Cochran in his own field is quite smart, as are many of his peers. BUT ... none of them can handle the reality of dirty tribal politics, imminent death/danger, degrading physical conditions, and the requirement for soul-sapping physical labor.

Simply put Cochran is incapable of doing the work that a 35 year old Marine Captain can do. Cochran and his social class could not work as hard, as smart, and as long at the pure ragged edge of exhaustion.]

I'd agree that Bush is fundamentally lazy. This problem of the elite social class being lazy and inept has been well known and Bush should have taken careers and reputations by publicly firing/shaming examples including his own cabinet members.

At least Rudy and Romney are not what you'd call lazy men.

Brian said...

Yeah it's BDS and also "blame the Jews."

He didn't say "Jews". You desparately want to find evidence of antisemitism, but you can't.

And lets just have a little refresher on the lead up to the Iraq war.

According to Philip Zelikow, a former member of the president’s Foreign Intelligence Advisory Board, the executive director of the 9/11 Commission, and now a counsellor to Condoleezza Rice, the ‘real threat’ from Iraq was not a threat to the United States. The ‘unstated threat’ was the ‘threat against Israel’, Zelikow told an audience at the University of Virginia in September 2002. ‘The American government,’ he added, ‘doesn’t want to lean too hard on it rhetorically, because it is not a popular sell.’

On 16 August 2002, 11 days before Dick Cheney kicked off the campaign for war with a hardline speech to the Veterans of Foreign Wars, the Washington Post reported that ‘Israel is urging US officials not to delay a military strike against Iraq’s Saddam Hussein.’ By this point, according to Sharon, strategic co-ordination between Israel and the US had reached ‘unprecedented dimensions’, and Israeli intelligence officials had given Washington a variety of alarming reports about Iraq’s WMD programmes. As one retired Israeli general later put it, ‘Israeli intelligence was a full partner to the picture presented by American and British intelligence regarding Iraq’s non-conventional capabilities.’

Israeli leaders were deeply distressed when Bush decided to seek Security Council authorisation for war, and even more worried when Saddam agreed to let UN inspectors back in. ‘The campaign against Saddam Hussein is a must,’ Shimon Peres told reporters in September 2002. ‘Inspections and inspectors are good for decent people, but dishonest people can overcome easily inspections and inspectors.’

At the same time, Ehud Barak wrote a New York Times op-ed warning that ‘the greatest risk now lies in inaction.’ His predecessor as prime minister, Binyamin Netanyahu, published a similar piece in the Wall Street Journal, entitled: ‘The Case for Toppling Saddam’. ‘Today nothing less than dismantling his regime will do,’ he declared. ‘I believe I speak for the overwhelming majority of Israelis in supporting a pre-emptive strike against Saddam’s regime.’ Or as Ha’aretz reported in February 2003, ‘the military and political leadership yearns for war in Iraq.’

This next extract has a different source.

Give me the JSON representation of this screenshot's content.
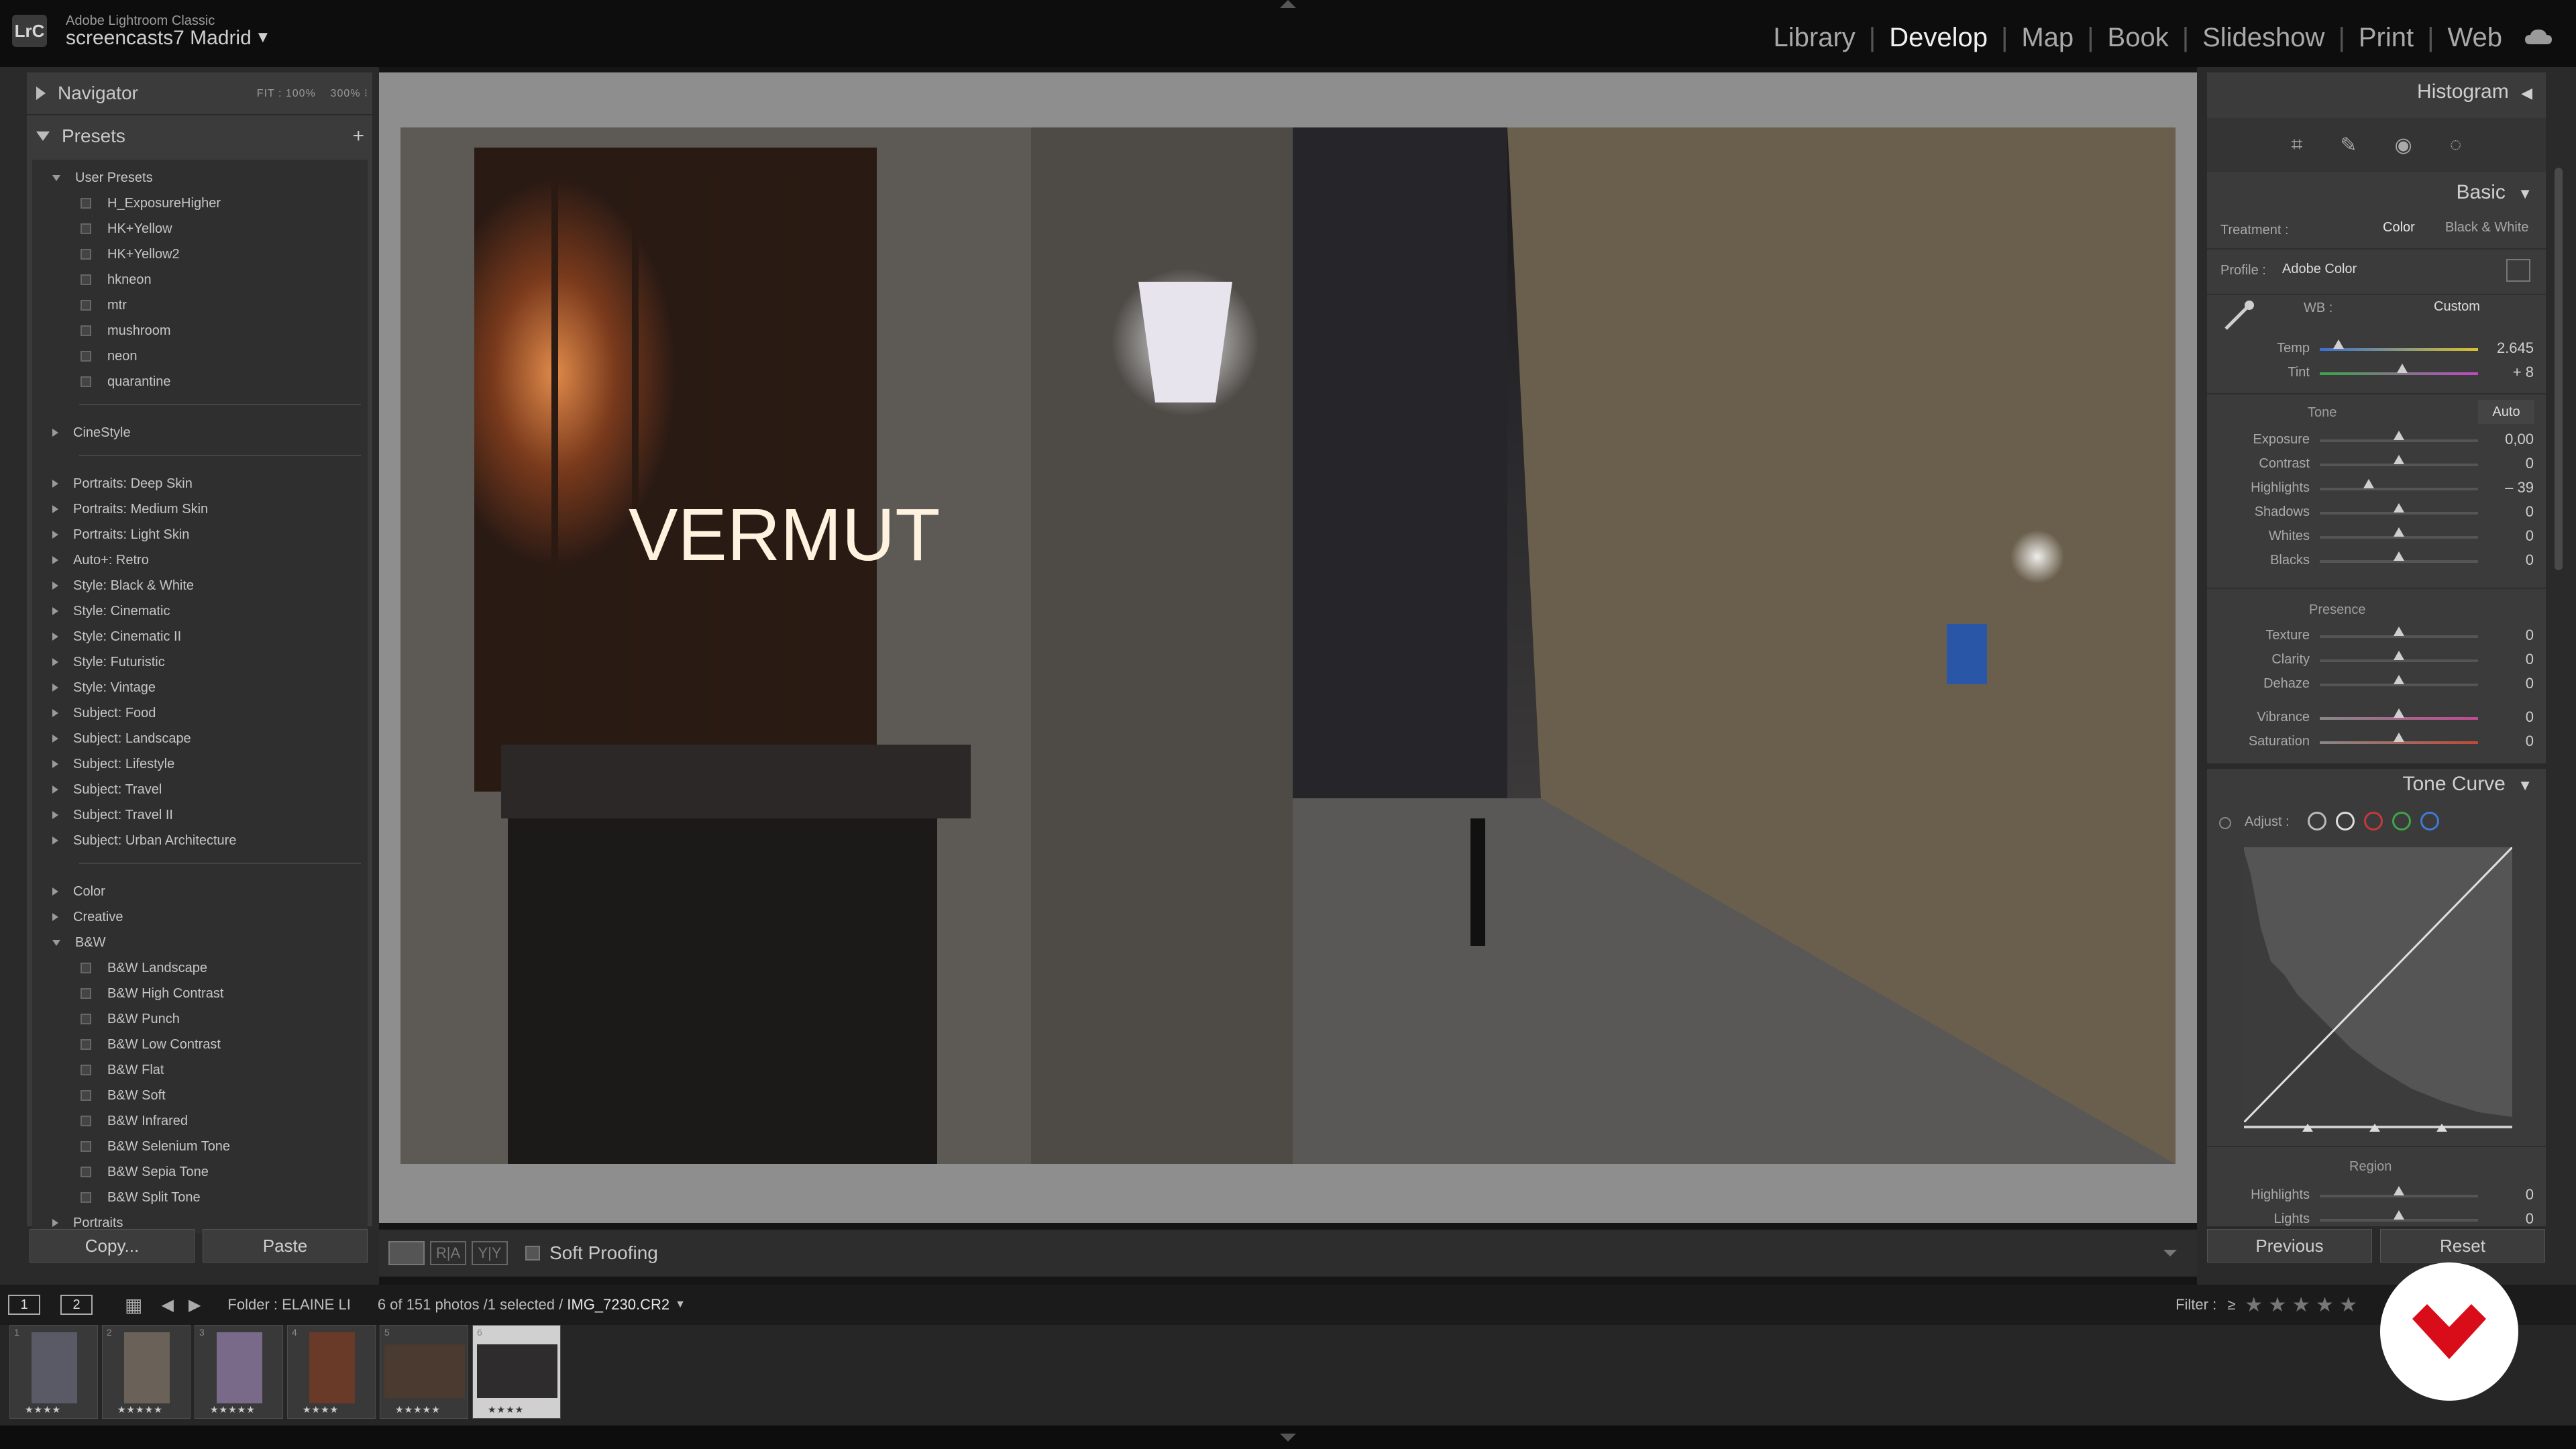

Either show these quotes are false or shut your pie hole.

BTW, Glenn Greewald is a good guy and a good American.

Not a Jewish plot, just a zionist/neocon one.


Anonymous said...

Hey, fact is the sanctions against Iran are completely against US interests and being pushed solely by the Israel Lobby.

You are not going to get good policy from an American perspective when you interest is focused on the well being of Israel.

And are you saying all Jews are Israel first supporters? I would never say such a thing (because it is not true).

Why would you?

gcochran said...

Tell me more about my social class. I gots to know!

As for that hypothetical 35-year old Marine captain -
how long can he tread water?

Anonymous said...

Why are we there in the first place?

Let's see the LWPN - Long-Winded Paranoid Neocon, aka evil neocon - fry his keyboard and synapses trying to answer THAT one.

Anonymous said...

Greg Cochran,

Wasn't Apollo 13 a near disaster and a failure (because they never got to set foot on the moon)? And didn't it take place in the '70's? Were you just being ironic in calling that the iconic film of the Space Program (in that the point of the current shuttle missions seems to be to put astronauts in peril without achieving anything)?